Reid finished fifth in the standings in 1981 and nabbed a second-place podium finish at High Point.
Reid finished fifth in the standings in 1981 and nabbed a second-place podium finish at High Point. Photo: Dick Miller Archives

What advice would you give to a kid that was coming up today?
It can still be done on the cheap. The bikes are so good even bone stock. In my opinion, the number one thing for a rider to do is wear out the motorcycle. Learn to set suspension and learn to rebuild—it will make you a better person and give you a future when you retire.

How closely do you still follow the sport?
I still watch it all the time. I used to be able to name everyone in both classes, but not as much any more. One thing I think would be cool would be to see all the top guys in one class—and I mean the top arenacross guys, the top 250 guys and the top 450 guys. That would be huge, and it would be a stacked field. I know it wouldn’t fit the show—I get that—but the top guys wouldn’t win any less, and the racing in the back would be better.

What about your personal life?
Well, I’ve been married for thirty-five years and we have three grown children. We actually got married and had kids during my racing career, which back then was the mark of the death; team managers would literally say it. So I’m glad to see that changed today. I have two sons—Jarred is 33 and Aldon is 31. My daughter Courtney is 29, and we have some grandkids. My oldest one was a razor scooter champion and went all over the world for that sport. But motorcycles were never a big thing for them, though they all can ride. They have good jobs and are doing very well, and I’m most happy with my grandkids. 

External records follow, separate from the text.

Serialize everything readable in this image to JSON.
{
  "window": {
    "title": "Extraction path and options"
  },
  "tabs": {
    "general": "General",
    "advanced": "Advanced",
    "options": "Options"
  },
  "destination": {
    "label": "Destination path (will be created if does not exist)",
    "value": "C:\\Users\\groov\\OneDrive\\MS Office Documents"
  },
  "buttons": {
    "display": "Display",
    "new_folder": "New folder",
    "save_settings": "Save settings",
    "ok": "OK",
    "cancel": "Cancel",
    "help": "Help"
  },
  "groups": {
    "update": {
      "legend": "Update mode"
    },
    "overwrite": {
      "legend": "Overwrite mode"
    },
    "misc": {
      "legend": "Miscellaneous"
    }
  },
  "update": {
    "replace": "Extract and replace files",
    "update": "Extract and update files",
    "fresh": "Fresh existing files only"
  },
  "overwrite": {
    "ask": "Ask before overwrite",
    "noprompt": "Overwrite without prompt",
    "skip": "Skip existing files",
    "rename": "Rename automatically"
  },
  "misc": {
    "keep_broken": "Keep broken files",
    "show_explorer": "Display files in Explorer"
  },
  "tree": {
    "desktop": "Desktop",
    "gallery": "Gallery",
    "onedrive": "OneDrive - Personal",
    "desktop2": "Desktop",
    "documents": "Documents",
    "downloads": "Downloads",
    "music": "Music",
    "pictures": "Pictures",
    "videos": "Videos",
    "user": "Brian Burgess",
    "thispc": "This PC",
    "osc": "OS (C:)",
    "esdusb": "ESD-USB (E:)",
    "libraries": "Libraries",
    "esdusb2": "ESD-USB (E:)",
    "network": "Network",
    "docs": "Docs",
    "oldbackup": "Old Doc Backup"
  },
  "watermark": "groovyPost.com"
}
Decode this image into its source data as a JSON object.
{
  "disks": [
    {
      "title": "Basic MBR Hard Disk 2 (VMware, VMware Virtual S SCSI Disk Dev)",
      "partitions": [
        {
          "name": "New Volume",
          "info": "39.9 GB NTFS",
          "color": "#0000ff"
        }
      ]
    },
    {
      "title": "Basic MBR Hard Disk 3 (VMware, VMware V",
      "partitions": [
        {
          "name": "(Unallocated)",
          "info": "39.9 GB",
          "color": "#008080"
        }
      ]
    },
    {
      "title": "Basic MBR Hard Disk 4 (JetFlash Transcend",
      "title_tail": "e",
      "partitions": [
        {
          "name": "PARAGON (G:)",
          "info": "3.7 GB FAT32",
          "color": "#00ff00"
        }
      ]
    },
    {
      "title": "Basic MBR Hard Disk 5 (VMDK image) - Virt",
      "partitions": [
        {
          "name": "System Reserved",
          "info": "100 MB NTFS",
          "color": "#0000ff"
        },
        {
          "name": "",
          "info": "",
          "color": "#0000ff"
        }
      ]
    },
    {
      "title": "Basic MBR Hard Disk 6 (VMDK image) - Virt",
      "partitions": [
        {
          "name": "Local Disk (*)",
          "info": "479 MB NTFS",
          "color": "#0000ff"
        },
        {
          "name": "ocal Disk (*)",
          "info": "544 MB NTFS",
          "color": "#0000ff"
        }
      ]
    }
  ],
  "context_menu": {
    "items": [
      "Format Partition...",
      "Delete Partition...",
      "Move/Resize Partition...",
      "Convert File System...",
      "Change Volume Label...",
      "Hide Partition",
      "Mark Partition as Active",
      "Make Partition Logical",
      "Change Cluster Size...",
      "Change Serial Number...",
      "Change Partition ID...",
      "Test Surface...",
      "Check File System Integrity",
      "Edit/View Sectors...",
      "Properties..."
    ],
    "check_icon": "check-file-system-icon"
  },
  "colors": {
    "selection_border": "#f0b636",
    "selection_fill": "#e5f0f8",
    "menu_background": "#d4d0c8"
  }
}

It seems that quite a few top-level guys end up divorced shorty after their careers are over. With your thirty-five-year marriage, what is your take on that?
It’s always been like that. A lot of racing marriages don’t survive. But I met my wife [Cinda] before I was factory, and the relationship wasn’t based on how popular I was or how much money I made. My feeling—and it’s all sports—very often the relationship starts after the hero status is attained. And it really only came to be because here is this important guy making all this money, and people get used to spending lots of money. But then when you are done, it’s gone, and very quickly. The whole foundation is not there—whatever started it. The results of having some consistency in your life are crucial. But I got to do more and see more than anyone I know and I didn’t give up anything on the family side either.